So, how do you make it in the city of love and lights?

(Photo courtesy of Nina P.)

Firstly, it’s important not to over romanticize things. It is true, this city is stunning, and yes, almost every street looking like it would make a great watercolor painting. But, Paris has its ugly sides too.

Intense gentrification in the 1980’s has lead to little affordable housing, rats run along the Seine at all times, coffee can be 5 euro, the metro stops at 12:30 AM, and the catcalling is bad. Really bad.

On top of all this, adjusting to any big city as a foreigner will lead to at least a few weeks of loneliness, and confusion.
Aside from these things, Paris is a lot of what you may expect.

Sunset of the Seine (Photo courtesy of Nina P.)

Along the river Seine, things are touristy yet still beautiful, the water giving life to the city and its inhabitants. Museums are free for Europeans under 26, so if you fit demographic, take advantage of D’Orsay, the Lourve, and L’Orangerie, and so many others in your free time.

While all of this is great, for me the best parts of Paris were the things I could have never expected. Once you leave the tourist hubs of Notre Dam, Tour D’Eiffel, and Les Invalides, you get into the good places.
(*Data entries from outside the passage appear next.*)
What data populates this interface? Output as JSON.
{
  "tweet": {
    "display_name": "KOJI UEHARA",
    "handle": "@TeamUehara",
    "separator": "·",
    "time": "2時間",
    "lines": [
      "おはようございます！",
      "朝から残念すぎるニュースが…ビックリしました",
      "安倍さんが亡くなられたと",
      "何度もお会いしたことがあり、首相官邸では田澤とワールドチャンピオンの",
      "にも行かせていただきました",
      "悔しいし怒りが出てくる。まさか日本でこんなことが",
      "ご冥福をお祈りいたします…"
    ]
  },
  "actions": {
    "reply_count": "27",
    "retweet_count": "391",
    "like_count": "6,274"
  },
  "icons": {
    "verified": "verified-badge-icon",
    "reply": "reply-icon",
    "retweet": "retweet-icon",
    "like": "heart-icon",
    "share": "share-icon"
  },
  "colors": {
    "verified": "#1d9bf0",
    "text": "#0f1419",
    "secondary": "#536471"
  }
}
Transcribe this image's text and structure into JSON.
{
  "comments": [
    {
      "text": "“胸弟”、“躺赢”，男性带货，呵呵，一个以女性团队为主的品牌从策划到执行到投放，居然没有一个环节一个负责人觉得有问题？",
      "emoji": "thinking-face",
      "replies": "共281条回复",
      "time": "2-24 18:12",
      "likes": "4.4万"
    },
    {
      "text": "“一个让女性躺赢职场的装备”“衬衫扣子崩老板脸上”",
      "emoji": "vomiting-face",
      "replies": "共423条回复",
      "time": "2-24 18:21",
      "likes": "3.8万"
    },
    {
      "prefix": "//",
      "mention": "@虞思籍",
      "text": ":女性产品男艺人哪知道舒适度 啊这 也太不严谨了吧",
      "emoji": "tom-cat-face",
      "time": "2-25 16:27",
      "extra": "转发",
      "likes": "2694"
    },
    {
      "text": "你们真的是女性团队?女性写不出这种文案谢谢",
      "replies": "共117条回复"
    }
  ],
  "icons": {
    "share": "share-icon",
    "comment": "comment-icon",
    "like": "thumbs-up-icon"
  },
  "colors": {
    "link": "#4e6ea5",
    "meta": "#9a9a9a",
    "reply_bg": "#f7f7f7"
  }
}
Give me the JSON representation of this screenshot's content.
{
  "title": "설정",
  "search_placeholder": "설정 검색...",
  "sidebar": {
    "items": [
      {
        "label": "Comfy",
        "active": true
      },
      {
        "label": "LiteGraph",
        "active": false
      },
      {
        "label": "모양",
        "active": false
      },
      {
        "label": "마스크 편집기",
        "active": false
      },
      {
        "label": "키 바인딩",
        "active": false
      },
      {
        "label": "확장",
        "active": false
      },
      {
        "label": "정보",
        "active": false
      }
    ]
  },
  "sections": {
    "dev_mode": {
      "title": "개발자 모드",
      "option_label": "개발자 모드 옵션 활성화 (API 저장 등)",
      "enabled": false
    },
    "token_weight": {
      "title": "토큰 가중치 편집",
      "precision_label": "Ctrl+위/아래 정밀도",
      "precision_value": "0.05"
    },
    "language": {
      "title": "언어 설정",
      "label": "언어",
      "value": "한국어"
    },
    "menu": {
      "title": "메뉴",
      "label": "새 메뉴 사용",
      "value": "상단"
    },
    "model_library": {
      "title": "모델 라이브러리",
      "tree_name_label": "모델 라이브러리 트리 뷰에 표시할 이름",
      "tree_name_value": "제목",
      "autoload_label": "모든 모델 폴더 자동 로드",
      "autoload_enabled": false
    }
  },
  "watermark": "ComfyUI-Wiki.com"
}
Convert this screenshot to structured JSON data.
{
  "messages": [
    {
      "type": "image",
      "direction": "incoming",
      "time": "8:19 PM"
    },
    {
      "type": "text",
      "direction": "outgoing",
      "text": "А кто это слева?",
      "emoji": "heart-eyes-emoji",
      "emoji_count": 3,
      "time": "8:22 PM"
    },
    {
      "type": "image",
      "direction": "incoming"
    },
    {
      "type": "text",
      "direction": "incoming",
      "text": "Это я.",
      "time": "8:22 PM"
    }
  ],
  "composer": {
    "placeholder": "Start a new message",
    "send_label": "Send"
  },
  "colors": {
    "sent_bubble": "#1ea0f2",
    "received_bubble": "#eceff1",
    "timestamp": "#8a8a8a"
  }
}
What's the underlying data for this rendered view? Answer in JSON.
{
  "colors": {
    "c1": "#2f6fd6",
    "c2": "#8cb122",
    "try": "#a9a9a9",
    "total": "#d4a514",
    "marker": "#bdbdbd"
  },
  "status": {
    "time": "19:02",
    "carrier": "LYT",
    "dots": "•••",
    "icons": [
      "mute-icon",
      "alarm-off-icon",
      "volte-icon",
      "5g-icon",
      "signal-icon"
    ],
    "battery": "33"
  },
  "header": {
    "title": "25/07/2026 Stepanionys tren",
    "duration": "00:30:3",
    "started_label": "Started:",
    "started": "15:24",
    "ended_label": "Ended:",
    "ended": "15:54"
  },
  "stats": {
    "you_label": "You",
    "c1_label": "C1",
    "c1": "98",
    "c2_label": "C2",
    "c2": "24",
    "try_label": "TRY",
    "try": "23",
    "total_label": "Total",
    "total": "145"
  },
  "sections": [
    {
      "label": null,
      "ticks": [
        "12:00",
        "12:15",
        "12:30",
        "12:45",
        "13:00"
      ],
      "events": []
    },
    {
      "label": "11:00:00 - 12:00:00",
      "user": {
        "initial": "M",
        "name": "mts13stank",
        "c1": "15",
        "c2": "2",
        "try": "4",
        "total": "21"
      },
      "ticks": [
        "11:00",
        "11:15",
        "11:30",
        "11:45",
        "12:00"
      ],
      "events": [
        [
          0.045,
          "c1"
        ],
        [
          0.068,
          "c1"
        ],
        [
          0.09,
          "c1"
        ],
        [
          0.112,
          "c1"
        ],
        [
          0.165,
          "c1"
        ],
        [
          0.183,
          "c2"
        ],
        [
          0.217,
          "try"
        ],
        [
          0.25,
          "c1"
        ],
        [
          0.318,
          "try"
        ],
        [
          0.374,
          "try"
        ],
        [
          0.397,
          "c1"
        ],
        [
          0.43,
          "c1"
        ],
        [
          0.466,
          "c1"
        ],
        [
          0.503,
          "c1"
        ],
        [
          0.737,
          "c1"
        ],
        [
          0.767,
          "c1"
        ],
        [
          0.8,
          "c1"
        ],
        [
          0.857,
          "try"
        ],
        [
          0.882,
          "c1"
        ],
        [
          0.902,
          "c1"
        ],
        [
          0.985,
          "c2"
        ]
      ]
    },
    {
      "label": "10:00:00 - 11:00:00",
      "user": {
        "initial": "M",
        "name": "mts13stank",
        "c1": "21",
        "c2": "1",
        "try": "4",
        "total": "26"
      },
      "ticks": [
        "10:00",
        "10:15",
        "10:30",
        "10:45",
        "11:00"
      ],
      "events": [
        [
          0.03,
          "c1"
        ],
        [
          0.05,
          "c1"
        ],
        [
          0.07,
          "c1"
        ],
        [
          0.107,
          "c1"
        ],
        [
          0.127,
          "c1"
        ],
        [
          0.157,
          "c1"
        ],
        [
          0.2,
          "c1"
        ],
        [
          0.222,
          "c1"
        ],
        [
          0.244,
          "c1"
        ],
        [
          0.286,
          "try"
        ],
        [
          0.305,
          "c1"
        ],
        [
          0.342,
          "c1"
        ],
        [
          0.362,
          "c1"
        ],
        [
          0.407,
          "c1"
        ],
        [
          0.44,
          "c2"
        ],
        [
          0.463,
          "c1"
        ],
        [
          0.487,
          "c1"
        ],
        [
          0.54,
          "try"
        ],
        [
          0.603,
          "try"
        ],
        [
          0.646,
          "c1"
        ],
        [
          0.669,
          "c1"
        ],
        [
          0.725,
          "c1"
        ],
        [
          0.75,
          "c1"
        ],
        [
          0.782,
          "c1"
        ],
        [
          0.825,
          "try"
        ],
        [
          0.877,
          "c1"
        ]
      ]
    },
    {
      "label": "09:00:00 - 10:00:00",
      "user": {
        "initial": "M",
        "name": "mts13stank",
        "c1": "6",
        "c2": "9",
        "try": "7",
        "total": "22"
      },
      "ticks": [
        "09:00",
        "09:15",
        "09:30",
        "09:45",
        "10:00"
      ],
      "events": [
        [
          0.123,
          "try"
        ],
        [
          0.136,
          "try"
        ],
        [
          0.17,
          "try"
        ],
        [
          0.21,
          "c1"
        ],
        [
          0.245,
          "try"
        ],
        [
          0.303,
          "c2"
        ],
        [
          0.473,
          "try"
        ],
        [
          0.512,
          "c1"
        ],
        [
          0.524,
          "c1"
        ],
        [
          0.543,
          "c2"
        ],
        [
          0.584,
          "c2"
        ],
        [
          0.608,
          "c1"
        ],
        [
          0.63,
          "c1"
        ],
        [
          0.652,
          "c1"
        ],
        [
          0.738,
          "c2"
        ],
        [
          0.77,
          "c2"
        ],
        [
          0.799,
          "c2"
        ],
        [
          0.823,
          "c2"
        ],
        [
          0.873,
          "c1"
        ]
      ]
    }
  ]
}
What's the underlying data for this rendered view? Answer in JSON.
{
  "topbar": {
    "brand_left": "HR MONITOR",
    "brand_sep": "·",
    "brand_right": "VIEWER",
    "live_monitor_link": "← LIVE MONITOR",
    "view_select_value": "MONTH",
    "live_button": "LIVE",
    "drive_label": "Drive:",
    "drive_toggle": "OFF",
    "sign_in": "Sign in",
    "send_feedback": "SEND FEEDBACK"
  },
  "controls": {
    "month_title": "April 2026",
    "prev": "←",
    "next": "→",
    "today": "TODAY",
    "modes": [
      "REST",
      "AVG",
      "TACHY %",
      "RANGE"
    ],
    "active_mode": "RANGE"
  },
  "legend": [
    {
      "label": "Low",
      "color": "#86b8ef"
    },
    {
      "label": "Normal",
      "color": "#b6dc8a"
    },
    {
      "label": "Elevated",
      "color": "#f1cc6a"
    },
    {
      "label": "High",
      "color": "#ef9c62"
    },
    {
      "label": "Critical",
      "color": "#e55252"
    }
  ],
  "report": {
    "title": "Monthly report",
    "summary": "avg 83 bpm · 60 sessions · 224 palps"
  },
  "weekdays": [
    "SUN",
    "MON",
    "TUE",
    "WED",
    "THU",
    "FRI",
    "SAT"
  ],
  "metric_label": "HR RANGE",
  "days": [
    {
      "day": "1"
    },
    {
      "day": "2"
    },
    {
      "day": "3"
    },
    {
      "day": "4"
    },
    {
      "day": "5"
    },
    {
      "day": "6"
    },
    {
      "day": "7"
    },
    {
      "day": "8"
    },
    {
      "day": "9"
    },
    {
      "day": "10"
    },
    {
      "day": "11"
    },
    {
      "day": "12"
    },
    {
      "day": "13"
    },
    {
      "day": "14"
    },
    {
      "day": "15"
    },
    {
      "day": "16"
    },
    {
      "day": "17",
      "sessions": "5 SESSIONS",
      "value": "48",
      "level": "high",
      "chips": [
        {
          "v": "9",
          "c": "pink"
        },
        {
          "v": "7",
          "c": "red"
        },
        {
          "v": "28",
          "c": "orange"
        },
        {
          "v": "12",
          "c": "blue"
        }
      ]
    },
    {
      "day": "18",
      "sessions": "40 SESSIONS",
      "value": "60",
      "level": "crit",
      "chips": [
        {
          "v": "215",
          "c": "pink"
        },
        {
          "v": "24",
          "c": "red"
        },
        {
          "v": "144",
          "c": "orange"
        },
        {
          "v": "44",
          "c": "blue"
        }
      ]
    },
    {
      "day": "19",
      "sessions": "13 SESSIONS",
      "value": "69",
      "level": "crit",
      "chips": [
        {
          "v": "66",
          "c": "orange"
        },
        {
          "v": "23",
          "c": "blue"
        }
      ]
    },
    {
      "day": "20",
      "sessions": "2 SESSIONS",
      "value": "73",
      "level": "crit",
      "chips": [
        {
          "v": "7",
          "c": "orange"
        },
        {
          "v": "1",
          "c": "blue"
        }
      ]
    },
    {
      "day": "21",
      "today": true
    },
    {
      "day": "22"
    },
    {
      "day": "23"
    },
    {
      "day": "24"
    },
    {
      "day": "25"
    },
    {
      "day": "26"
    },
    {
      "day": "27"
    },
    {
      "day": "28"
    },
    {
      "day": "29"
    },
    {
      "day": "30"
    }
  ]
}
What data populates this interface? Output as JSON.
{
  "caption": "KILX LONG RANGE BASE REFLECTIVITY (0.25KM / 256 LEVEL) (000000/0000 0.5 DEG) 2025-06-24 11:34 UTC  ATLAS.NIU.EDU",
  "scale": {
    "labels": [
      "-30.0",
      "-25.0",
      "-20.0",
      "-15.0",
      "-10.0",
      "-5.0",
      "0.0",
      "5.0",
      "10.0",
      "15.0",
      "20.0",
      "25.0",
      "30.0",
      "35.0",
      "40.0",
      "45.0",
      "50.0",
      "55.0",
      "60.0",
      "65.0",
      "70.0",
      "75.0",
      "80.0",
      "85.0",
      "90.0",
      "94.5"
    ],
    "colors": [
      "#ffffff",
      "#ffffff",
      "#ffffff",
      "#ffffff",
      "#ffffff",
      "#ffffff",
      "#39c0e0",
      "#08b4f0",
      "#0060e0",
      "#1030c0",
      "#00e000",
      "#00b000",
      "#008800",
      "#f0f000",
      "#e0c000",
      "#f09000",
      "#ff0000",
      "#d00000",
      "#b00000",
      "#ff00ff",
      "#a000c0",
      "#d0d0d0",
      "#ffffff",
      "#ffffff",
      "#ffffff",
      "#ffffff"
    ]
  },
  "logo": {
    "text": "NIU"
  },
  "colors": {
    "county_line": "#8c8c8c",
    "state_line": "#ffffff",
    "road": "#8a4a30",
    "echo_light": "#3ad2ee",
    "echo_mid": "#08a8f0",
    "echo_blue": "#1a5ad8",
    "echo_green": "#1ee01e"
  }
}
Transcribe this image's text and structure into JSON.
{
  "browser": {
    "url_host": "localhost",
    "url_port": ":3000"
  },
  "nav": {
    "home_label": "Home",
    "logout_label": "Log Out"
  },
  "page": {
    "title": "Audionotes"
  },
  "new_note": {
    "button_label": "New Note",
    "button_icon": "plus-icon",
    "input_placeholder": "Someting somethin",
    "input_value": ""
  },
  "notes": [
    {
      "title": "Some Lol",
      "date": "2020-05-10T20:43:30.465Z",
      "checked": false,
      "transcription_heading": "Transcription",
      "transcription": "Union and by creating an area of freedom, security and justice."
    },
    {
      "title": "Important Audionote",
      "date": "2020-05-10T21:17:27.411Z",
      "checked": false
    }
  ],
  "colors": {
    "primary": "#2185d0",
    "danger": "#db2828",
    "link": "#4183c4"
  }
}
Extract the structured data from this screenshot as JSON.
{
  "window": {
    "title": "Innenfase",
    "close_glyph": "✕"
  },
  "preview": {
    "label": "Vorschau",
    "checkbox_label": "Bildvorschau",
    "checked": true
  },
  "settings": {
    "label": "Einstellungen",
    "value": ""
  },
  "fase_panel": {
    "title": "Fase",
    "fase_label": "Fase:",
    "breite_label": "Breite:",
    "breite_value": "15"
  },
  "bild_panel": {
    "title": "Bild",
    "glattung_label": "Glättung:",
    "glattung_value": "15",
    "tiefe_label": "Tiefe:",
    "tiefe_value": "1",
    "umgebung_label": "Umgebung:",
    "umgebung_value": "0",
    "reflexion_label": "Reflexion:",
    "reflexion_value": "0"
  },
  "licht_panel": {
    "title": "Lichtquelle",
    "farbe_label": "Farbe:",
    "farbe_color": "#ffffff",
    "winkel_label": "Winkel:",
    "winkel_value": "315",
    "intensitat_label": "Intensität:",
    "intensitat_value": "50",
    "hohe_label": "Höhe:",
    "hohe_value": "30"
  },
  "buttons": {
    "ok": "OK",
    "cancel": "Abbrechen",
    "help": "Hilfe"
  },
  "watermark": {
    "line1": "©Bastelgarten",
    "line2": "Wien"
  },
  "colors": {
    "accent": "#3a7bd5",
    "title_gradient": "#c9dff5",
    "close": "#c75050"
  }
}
Tucked away from the tourists, guide maps, and cameras, if you wander enough you’ll find yourself in the 10th or 11th arrondissements along the canal, and in my opinion the coolest area of the city.

(Photo courtesy of Nina P.)

Edgy bars, plentiful nightlife, veggie restaurants and much more, you don’t necessarily feel like you’re in Paris. But honey, this is it. From outdoor garden cafes near Gare L’Est, bars around Le Republique, looking at the reflections along the canal: you lose the clichés of Paris while gaining things way better.

While the types of places you’ll find here could also exist in New York or London (and let’s be honest, they probably do) you have the charm of the big multicultural urban metropolis with the quaint Parisian architecture leaving you with a killer combination that finally feels like home.

About the writer:

  Thanks again for our European correspondent! We hope to hear much more about Nina’s abroad experience soon and her Parisian progression. Get ready for more abroad tales and tips as I begin applying for my year abroad in October and more guest writers! Stay tuned and travel often.